The official these teachers report to gave them a "pep talk" before they began the exam. I didn't understand his words, but I saw them getting more anxious.

In the oral exam, I asked the teachers about their satisfactions and frustrations. Here were their gripes: Teachers don't always receive the respect they deserve.Not everyone wants to learn, and the students who don't want to study make problems for others. When students won't study, parents blame this on teachers. Students don't want to be quiet and allow them to teach. Homework is not always well done. When test scores are low, officials say it's their fault. Chinese teachers have "merit" pay. They think when students do well, the quality of the student not the quality of the teacher makes the difference.

Those of you who teach: Does any of this sound familiar?

Pagoda climbing

I am not fond of heights. It's not that I have a phobia-- I just don't seek them out. But when I saw the Baogong Pagoda at the Ling Gu Monastery, I felt obliged to climb it, just as my son Benn feels compelled to run marathons. After all, I've come all the way to China. How could I not climb this structure? It is over 230 feet to the top up a winding stair. At the apex, there's a view of the Nanjing skyline, and misty mountains nearby. I was too exhilarated to feel any ache in my knees. It felt good. Maybe when I return to the States, I'll visit my hometown-- New York-- and climb the Statue of Liberty, which I've never done.

I fight the temptation to overwork. Here, my skills are unusual, and I could spend all my time at our center. But I'm forcing myself to get out, though by nature, I am something of a workaholic.

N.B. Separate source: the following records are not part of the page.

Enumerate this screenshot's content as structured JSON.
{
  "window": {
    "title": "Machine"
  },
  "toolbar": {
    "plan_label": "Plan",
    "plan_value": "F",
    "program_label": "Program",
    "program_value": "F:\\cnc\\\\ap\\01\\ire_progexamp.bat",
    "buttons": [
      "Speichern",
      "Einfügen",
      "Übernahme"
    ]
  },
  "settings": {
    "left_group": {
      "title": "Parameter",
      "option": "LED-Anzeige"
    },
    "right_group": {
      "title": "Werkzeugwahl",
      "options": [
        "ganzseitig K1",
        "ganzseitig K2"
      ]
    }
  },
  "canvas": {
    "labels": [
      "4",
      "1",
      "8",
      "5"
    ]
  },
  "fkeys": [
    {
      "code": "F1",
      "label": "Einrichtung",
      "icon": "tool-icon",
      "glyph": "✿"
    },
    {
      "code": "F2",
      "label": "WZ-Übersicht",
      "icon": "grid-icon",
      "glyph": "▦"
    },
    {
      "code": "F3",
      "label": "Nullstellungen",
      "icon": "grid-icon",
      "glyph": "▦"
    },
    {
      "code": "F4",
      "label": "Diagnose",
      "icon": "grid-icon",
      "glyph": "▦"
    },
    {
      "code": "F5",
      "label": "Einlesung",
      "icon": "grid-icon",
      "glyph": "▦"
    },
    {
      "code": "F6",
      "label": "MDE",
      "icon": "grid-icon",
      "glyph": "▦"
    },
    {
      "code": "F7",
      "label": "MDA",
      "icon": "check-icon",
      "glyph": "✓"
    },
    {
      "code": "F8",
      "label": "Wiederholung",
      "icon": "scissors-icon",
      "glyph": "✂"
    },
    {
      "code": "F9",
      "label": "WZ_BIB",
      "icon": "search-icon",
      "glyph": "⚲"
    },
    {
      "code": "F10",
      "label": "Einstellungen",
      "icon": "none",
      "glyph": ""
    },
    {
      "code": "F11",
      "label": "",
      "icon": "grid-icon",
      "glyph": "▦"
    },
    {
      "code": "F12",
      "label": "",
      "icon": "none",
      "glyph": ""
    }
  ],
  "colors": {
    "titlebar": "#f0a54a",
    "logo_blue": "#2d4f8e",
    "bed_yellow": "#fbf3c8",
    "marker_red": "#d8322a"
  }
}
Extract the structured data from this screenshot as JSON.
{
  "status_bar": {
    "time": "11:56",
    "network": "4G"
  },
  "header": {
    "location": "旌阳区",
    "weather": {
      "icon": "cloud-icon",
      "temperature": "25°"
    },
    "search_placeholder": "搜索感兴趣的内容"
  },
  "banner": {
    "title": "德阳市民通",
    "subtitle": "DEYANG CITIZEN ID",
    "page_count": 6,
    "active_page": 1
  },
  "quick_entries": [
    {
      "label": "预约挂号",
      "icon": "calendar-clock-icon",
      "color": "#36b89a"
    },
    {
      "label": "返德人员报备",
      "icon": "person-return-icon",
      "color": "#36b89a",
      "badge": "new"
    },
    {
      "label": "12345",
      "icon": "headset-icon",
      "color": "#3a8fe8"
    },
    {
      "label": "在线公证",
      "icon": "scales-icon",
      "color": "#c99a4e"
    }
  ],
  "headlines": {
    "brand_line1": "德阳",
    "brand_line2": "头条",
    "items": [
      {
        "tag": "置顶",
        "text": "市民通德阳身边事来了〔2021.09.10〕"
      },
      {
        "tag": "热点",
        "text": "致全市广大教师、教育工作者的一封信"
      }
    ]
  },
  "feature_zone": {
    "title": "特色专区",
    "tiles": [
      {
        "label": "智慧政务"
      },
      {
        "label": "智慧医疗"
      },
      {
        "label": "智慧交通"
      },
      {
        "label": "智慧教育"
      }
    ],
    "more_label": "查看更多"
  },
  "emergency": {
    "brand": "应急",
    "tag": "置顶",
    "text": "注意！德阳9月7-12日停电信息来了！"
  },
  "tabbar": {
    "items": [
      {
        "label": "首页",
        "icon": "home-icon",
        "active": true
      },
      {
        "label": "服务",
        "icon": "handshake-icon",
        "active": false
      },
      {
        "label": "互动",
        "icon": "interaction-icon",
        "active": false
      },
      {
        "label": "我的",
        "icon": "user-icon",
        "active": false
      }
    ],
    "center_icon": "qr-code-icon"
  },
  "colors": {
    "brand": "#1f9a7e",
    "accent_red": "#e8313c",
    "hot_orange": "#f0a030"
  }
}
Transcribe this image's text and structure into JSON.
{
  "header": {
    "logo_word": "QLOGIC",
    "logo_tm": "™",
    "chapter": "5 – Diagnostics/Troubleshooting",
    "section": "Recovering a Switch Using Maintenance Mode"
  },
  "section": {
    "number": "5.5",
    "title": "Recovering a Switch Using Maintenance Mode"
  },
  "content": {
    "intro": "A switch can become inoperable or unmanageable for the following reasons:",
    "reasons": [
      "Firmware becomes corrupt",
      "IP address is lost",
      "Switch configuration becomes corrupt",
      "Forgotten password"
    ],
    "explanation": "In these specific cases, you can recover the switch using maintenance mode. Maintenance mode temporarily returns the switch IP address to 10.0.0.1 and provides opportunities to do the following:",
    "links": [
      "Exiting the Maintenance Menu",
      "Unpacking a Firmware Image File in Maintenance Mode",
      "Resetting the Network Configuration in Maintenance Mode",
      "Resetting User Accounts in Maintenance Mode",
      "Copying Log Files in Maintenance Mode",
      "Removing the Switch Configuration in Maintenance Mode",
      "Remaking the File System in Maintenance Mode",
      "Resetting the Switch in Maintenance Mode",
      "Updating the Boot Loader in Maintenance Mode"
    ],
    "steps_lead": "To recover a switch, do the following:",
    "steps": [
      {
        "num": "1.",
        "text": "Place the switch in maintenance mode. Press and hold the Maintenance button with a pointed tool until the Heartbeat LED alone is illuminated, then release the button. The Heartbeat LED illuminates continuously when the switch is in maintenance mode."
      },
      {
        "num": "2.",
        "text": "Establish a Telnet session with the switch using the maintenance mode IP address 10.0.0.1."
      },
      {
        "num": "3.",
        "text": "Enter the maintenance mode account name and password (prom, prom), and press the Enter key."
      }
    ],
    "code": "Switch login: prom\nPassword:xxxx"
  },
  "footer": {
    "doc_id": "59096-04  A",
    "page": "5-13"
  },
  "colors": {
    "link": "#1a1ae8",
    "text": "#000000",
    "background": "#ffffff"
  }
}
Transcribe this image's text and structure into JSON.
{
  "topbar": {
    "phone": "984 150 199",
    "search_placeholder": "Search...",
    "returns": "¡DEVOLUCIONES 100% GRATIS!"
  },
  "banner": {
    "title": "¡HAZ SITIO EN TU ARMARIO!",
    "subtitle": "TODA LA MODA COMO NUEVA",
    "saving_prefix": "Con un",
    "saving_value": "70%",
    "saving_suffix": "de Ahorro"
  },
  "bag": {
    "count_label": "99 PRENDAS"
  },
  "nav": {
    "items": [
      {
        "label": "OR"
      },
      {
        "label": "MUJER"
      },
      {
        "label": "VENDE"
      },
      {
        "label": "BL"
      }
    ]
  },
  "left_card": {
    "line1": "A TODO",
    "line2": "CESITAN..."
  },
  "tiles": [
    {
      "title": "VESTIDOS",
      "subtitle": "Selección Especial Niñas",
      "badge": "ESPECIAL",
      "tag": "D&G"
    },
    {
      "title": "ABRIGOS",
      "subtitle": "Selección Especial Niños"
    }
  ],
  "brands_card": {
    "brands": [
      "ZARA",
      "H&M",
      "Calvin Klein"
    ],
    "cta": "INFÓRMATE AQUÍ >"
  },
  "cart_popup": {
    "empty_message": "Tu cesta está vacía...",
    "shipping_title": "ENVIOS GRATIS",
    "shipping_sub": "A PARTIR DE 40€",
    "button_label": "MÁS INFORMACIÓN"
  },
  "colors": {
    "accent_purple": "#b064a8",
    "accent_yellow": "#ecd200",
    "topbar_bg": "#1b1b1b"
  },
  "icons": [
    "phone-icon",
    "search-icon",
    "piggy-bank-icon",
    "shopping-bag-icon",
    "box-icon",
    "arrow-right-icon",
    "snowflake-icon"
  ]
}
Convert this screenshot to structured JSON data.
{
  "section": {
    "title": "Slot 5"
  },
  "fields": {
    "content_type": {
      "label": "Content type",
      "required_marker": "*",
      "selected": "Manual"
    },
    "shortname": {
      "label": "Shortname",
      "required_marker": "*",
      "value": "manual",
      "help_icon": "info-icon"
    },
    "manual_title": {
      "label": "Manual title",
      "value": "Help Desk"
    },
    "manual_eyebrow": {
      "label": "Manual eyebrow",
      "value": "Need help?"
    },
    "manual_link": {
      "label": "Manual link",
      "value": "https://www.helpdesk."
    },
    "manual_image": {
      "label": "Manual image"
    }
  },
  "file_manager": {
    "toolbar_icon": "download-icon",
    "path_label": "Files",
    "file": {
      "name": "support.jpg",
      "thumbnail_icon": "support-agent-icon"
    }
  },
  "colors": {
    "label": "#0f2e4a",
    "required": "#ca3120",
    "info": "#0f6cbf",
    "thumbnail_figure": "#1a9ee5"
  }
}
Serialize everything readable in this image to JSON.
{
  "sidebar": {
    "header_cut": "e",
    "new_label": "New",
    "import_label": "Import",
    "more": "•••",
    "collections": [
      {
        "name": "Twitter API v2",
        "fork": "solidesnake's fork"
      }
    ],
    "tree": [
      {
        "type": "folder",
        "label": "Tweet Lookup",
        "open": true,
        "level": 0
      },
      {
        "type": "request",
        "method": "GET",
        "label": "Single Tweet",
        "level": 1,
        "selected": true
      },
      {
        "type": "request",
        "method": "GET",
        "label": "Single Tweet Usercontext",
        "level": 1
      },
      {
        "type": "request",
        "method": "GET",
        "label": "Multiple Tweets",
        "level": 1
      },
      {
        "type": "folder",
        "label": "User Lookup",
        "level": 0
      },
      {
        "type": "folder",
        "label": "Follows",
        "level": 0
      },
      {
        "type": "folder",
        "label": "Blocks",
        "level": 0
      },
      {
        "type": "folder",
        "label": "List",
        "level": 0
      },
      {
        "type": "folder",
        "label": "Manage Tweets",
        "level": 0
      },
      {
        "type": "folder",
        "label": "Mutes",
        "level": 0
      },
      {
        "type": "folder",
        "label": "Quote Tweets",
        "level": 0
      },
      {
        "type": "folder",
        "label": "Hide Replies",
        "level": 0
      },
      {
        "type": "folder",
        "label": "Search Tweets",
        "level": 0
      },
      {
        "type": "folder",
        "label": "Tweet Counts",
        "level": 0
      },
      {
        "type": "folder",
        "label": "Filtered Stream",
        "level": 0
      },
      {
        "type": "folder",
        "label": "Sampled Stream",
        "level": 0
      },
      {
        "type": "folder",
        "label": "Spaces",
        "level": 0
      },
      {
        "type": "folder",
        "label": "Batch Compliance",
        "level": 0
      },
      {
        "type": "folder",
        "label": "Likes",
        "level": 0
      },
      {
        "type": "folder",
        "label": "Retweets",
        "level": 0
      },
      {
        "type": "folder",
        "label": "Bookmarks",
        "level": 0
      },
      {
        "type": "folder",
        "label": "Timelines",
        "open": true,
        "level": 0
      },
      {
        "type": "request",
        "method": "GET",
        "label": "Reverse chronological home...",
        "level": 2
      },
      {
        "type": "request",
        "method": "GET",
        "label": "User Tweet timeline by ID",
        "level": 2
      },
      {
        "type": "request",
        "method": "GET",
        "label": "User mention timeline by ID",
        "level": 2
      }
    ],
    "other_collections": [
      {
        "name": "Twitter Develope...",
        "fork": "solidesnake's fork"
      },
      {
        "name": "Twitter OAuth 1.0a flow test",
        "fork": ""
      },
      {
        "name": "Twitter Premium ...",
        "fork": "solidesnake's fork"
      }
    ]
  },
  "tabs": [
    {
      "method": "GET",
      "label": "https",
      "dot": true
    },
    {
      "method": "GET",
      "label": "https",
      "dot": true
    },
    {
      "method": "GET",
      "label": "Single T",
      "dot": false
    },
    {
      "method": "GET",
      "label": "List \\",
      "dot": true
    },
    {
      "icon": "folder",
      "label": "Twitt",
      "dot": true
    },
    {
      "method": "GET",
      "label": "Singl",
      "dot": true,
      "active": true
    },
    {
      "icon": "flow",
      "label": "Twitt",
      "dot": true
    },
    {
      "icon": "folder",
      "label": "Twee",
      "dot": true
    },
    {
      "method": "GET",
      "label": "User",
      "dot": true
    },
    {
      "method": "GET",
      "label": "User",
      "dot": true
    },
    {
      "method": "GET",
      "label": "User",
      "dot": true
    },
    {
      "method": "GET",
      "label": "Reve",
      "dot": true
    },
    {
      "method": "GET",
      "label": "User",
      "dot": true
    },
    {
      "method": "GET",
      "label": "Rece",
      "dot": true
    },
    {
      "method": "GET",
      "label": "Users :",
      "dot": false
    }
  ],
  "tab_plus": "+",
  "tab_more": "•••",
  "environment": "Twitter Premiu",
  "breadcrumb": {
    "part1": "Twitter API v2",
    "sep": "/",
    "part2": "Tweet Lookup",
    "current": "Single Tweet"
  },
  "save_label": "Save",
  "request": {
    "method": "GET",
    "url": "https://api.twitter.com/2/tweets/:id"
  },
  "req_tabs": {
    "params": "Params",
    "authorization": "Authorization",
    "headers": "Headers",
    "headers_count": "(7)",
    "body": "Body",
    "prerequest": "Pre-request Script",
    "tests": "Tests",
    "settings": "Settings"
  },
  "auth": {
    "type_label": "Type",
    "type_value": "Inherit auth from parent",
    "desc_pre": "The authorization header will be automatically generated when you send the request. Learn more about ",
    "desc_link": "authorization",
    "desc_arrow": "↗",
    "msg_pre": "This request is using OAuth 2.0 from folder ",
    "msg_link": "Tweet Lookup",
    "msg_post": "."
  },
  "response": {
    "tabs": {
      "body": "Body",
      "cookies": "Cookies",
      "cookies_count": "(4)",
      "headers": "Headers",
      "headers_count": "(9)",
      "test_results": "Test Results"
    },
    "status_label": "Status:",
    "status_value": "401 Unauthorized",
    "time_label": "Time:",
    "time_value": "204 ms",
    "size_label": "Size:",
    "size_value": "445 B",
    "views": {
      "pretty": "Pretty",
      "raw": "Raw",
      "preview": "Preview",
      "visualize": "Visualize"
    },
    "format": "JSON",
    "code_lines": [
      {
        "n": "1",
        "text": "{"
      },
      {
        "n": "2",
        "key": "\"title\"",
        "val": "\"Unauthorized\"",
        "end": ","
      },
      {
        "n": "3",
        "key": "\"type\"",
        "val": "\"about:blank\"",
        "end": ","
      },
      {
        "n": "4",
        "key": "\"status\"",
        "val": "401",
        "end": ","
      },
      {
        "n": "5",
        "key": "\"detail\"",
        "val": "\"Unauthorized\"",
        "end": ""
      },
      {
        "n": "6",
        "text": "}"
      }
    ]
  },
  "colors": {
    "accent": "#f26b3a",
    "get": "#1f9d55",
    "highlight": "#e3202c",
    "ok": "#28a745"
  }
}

What does tomorrow mean? It is 5:30 pm here, but at home it’s 5:00 in the morning. I leave Weihai tomorrow and make a stop in Beijing. ...